### [Your objective]
Search the records for the string "from", then copy each line that has it.
↓
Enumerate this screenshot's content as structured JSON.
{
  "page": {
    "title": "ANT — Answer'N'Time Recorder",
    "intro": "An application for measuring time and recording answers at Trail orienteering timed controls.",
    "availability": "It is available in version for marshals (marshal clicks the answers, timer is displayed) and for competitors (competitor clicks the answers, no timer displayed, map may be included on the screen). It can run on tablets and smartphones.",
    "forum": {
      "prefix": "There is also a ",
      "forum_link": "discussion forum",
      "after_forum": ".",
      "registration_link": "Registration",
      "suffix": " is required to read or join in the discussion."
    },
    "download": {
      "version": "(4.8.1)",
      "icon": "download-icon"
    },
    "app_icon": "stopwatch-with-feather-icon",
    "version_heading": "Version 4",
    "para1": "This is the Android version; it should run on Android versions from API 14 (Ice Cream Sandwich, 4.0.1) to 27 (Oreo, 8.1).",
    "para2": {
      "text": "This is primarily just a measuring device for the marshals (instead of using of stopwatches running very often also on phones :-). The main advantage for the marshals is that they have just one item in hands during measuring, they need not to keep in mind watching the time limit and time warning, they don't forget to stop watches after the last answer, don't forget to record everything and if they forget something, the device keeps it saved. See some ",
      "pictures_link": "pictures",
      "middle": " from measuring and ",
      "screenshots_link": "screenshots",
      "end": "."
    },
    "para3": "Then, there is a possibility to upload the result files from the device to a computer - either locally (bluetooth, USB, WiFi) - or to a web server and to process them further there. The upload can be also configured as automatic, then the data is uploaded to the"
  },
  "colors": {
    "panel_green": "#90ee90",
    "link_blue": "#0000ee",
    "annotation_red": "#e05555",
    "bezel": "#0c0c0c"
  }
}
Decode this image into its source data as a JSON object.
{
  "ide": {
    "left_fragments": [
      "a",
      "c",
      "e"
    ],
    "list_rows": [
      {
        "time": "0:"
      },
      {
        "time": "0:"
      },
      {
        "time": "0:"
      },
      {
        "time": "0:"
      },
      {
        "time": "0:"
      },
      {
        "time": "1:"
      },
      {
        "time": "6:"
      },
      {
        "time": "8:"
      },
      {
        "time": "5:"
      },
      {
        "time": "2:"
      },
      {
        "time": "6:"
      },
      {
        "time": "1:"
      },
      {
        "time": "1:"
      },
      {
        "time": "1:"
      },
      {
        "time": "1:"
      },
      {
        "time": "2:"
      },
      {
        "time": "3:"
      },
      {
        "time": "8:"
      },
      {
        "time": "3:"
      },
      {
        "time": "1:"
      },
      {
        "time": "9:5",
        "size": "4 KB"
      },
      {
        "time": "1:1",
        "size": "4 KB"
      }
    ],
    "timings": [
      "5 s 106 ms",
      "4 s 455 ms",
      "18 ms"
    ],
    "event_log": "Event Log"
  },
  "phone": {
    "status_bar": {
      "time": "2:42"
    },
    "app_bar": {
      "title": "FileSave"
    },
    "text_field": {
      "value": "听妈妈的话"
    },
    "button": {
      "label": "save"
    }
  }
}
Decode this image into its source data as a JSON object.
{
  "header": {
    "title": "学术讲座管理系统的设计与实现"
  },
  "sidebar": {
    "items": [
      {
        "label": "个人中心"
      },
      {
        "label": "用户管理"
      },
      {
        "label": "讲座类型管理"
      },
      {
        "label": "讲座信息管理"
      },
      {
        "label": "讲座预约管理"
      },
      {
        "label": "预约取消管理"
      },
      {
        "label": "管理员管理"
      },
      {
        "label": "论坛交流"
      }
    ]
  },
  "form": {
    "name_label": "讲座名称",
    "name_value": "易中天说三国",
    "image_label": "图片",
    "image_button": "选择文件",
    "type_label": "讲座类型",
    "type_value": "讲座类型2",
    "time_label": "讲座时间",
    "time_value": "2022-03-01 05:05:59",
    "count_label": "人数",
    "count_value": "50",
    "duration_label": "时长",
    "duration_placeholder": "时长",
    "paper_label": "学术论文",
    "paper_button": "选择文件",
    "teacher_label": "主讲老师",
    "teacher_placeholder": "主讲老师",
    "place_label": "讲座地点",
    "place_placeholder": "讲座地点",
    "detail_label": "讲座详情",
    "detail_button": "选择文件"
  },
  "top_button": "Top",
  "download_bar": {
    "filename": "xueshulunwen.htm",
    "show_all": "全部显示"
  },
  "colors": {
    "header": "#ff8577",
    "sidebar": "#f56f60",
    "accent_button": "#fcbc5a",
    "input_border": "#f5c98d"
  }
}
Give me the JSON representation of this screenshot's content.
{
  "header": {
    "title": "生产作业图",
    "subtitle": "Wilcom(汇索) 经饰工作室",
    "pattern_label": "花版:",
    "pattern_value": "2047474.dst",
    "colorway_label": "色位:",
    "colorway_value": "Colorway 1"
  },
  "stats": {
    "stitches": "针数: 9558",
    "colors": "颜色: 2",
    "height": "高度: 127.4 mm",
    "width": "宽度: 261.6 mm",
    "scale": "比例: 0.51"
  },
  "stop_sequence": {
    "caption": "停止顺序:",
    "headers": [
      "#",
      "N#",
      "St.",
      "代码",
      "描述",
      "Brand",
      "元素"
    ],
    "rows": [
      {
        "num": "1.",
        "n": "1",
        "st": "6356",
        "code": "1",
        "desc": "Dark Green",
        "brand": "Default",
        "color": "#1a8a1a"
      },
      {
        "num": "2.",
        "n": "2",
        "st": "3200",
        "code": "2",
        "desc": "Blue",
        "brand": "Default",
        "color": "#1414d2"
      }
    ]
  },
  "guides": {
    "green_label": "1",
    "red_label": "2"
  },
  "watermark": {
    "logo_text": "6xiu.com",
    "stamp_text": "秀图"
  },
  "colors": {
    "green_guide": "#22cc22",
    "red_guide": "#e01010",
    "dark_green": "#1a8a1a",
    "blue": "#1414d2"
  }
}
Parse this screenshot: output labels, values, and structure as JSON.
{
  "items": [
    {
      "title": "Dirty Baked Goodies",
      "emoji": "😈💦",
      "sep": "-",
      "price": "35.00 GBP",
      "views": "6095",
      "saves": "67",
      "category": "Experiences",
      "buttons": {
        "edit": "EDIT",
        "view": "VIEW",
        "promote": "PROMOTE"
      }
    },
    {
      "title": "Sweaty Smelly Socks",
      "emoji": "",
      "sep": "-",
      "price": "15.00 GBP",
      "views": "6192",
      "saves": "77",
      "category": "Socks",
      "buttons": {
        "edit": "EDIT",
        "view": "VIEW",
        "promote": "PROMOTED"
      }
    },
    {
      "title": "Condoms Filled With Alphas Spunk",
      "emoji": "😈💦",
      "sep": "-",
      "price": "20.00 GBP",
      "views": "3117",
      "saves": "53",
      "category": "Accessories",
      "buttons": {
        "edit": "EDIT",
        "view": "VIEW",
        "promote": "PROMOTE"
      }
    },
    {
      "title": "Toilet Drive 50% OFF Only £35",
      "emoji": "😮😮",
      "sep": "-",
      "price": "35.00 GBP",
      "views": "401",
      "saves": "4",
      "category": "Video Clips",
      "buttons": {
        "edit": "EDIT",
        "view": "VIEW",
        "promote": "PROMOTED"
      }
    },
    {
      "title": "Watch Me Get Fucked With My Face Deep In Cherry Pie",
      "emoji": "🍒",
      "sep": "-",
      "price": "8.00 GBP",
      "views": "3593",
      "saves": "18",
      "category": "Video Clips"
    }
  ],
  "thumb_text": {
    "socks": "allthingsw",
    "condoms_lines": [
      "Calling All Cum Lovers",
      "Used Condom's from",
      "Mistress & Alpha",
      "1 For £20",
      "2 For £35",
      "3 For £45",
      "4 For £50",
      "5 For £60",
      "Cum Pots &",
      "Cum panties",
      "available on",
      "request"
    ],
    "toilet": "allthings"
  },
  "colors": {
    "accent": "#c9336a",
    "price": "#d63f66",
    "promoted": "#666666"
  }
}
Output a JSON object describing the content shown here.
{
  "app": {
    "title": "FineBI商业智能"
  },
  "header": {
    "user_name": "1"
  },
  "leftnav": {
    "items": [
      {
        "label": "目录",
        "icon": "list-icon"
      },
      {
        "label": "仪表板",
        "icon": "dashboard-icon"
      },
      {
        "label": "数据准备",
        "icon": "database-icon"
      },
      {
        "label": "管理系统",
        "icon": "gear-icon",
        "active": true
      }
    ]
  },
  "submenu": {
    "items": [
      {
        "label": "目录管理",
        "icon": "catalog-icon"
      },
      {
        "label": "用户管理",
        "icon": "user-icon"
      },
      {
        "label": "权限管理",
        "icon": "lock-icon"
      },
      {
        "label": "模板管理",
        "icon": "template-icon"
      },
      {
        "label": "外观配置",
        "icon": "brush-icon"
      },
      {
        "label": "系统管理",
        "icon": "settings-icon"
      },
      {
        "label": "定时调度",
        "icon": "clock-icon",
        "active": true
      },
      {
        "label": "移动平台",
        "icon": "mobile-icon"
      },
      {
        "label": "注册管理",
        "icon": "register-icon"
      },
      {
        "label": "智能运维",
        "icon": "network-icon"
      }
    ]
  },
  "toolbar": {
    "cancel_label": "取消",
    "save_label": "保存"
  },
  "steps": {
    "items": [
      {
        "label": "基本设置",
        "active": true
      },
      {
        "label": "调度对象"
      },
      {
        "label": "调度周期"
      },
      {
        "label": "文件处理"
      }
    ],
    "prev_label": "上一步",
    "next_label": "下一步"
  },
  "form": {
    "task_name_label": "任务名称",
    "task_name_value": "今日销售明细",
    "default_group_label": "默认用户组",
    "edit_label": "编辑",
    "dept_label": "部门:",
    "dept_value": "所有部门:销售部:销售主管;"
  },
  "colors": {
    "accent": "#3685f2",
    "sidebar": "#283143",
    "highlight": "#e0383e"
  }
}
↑
### [Problem solution]
    "para1": "This is the Android version; it should run on Android versions from API 14 (Ice Cream Sandwich, 4.0.1) to 27 (Oreo, 8.1).",
      "middle": " from measuring and ",
    "para3": "Then, there is a possibility to upload the result files from the device to a computer - either locally (bluetooth, USB, WiFi) - or to a web server and to process them further there. The upload can be also configured as automatic, then the data is uploaded to the"
      "Used Condom's from",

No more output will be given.